[Source material — start]
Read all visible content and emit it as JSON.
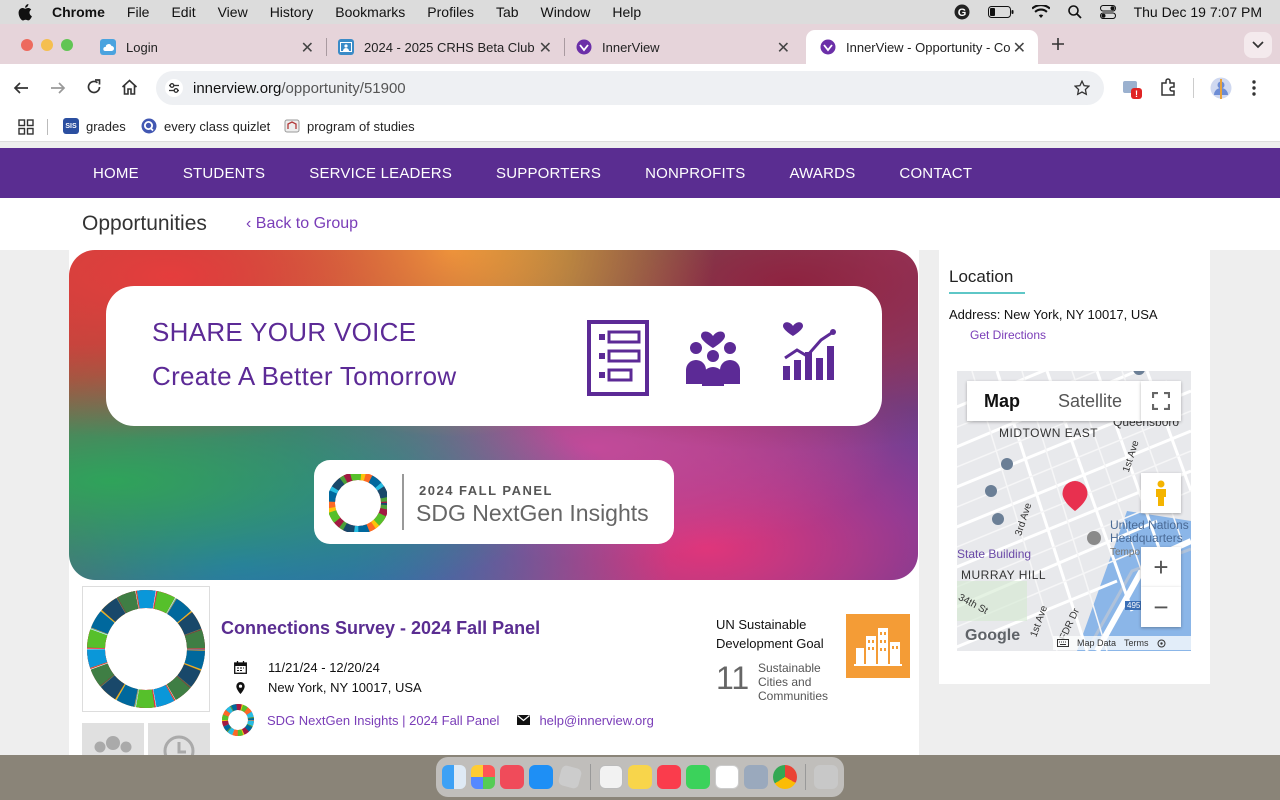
{
  "menubar": {
    "app": "Chrome",
    "items": [
      "File",
      "Edit",
      "View",
      "History",
      "Bookmarks",
      "Profiles",
      "Tab",
      "Window",
      "Help"
    ],
    "datetime": "Thu Dec 19  7:07 PM"
  },
  "tabs": [
    {
      "title": "Login",
      "fav_color": "#4aa3df"
    },
    {
      "title": "2024 - 2025 CRHS Beta Club",
      "fav_color": "#3a8bc7"
    },
    {
      "title": "InnerView",
      "fav_color": "#6b2fa8"
    },
    {
      "title": "InnerView - Opportunity - Co",
      "fav_color": "#6b2fa8"
    }
  ],
  "toolbar": {
    "url_domain": "innerview.org",
    "url_path": "/opportunity/51900"
  },
  "bookmarks": [
    {
      "label": "grades",
      "icon_text": "SIS",
      "color": "#2b4fa0"
    },
    {
      "label": "every class quizlet",
      "icon_text": "Q",
      "color": "#4257b2"
    },
    {
      "label": "program of studies",
      "icon_text": "",
      "color": "#777777"
    }
  ],
  "site_nav": [
    "HOME",
    "STUDENTS",
    "SERVICE LEADERS",
    "SUPPORTERS",
    "NONPROFITS",
    "AWARDS",
    "CONTACT"
  ],
  "subheader": {
    "title": "Opportunities",
    "back_link": "‹ Back to Group"
  },
  "banner": {
    "line1": "SHARE YOUR VOICE",
    "line2": "Create A Better Tomorrow",
    "panel_kicker": "2024 FALL PANEL",
    "panel_name": "SDG NextGen Insights"
  },
  "opportunity": {
    "title": "Connections Survey - 2024 Fall Panel",
    "dates": "11/21/24 - 12/20/24",
    "location": "New York, NY 10017, USA",
    "group_link": "SDG NextGen Insights | 2024 Fall Panel",
    "email": "help@innerview.org"
  },
  "sdg": {
    "heading": "UN Sustainable Development Goal",
    "number": "11",
    "name": "Sustainable Cities and Communities",
    "color": "#f49c36"
  },
  "location_panel": {
    "heading": "Location",
    "address": "Address: New York, NY 10017, USA",
    "directions": "Get Directions"
  },
  "map": {
    "type_map": "Map",
    "type_satellite": "Satellite",
    "labels": {
      "midtown_east": "MIDTOWN EAST",
      "queensboro": "Queensboro",
      "first_ave": "1st Ave",
      "third_ave": "3rd Ave",
      "un_hq": "United Nations Headquarters",
      "tempo": "Tempo",
      "state_building": "State Building",
      "murray_hill": "MURRAY HILL",
      "thirty_fourth": "34th St",
      "first_ave_2": "1st Ave",
      "fdr": "FDR Dr",
      "route": "495",
      "google": "Google",
      "map_data": "Map Data",
      "terms": "Terms"
    },
    "zoom_in": "+",
    "zoom_out": "−",
    "marker_color": "#e8304f"
  },
  "colors": {
    "brand_purple": "#5a2d91",
    "link_purple": "#7a3db8",
    "accent_teal": "#5ec7c7"
  }
}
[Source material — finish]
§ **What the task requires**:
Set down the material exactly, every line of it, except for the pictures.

§ **Response**:
Read all visible content and emit it as JSON.
{
  "menubar": {
    "app": "Chrome",
    "items": [
      "File",
      "Edit",
      "View",
      "History",
      "Bookmarks",
      "Profiles",
      "Tab",
      "Window",
      "Help"
    ],
    "datetime": "Thu Dec 19  7:07 PM"
  },
  "tabs": [
    {
      "title": "Login",
      "fav_color": "#4aa3df"
    },
    {
      "title": "2024 - 2025 CRHS Beta Club",
      "fav_color": "#3a8bc7"
    },
    {
      "title": "InnerView",
      "fav_color": "#6b2fa8"
    },
    {
      "title": "InnerView - Opportunity - Co",
      "fav_color": "#6b2fa8"
    }
  ],
  "toolbar": {
    "url_domain": "innerview.org",
    "url_path": "/opportunity/51900"
  },
  "bookmarks": [
    {
      "label": "grades",
      "icon_text": "SIS",
      "color": "#2b4fa0"
    },
    {
      "label": "every class quizlet",
      "icon_text": "Q",
      "color": "#4257b2"
    },
    {
      "label": "program of studies",
      "icon_text": "",
      "color": "#777777"
    }
  ],
  "site_nav": [
    "HOME",
    "STUDENTS",
    "SERVICE LEADERS",
    "SUPPORTERS",
    "NONPROFITS",
    "AWARDS",
    "CONTACT"
  ],
  "subheader": {
    "title": "Opportunities",
    "back_link": "‹ Back to Group"
  },
  "banner": {
    "line1": "SHARE YOUR VOICE",
    "line2": "Create A Better Tomorrow",
    "panel_kicker": "2024 FALL PANEL",
    "panel_name": "SDG NextGen Insights"
  },
  "opportunity": {
    "title": "Connections Survey - 2024 Fall Panel",
    "dates": "11/21/24 - 12/20/24",
    "location": "New York, NY 10017, USA",
    "group_link": "SDG NextGen Insights | 2024 Fall Panel",
    "email": "help@innerview.org"
  },
  "sdg": {
    "heading": "UN Sustainable Development Goal",
    "number": "11",
    "name": "Sustainable Cities and Communities",
    "color": "#f49c36"
  },
  "location_panel": {
    "heading": "Location",
    "address": "Address: New York, NY 10017, USA",
    "directions": "Get Directions"
  },
  "map": {
    "type_map": "Map",
    "type_satellite": "Satellite",
    "labels": {
      "midtown_east": "MIDTOWN EAST",
      "queensboro": "Queensboro",
      "first_ave": "1st Ave",
      "third_ave": "3rd Ave",
      "un_hq": "United Nations Headquarters",
      "tempo": "Tempo",
      "state_building": "State Building",
      "murray_hill": "MURRAY HILL",
      "thirty_fourth": "34th St",
      "first_ave_2": "1st Ave",
      "fdr": "FDR Dr",
      "route": "495",
      "google": "Google",
      "map_data": "Map Data",
      "terms": "Terms"
    },
    "zoom_in": "+",
    "zoom_out": "−",
    "marker_color": "#e8304f"
  },
  "colors": {
    "brand_purple": "#5a2d91",
    "link_purple": "#7a3db8",
    "accent_teal": "#5ec7c7"
  }
}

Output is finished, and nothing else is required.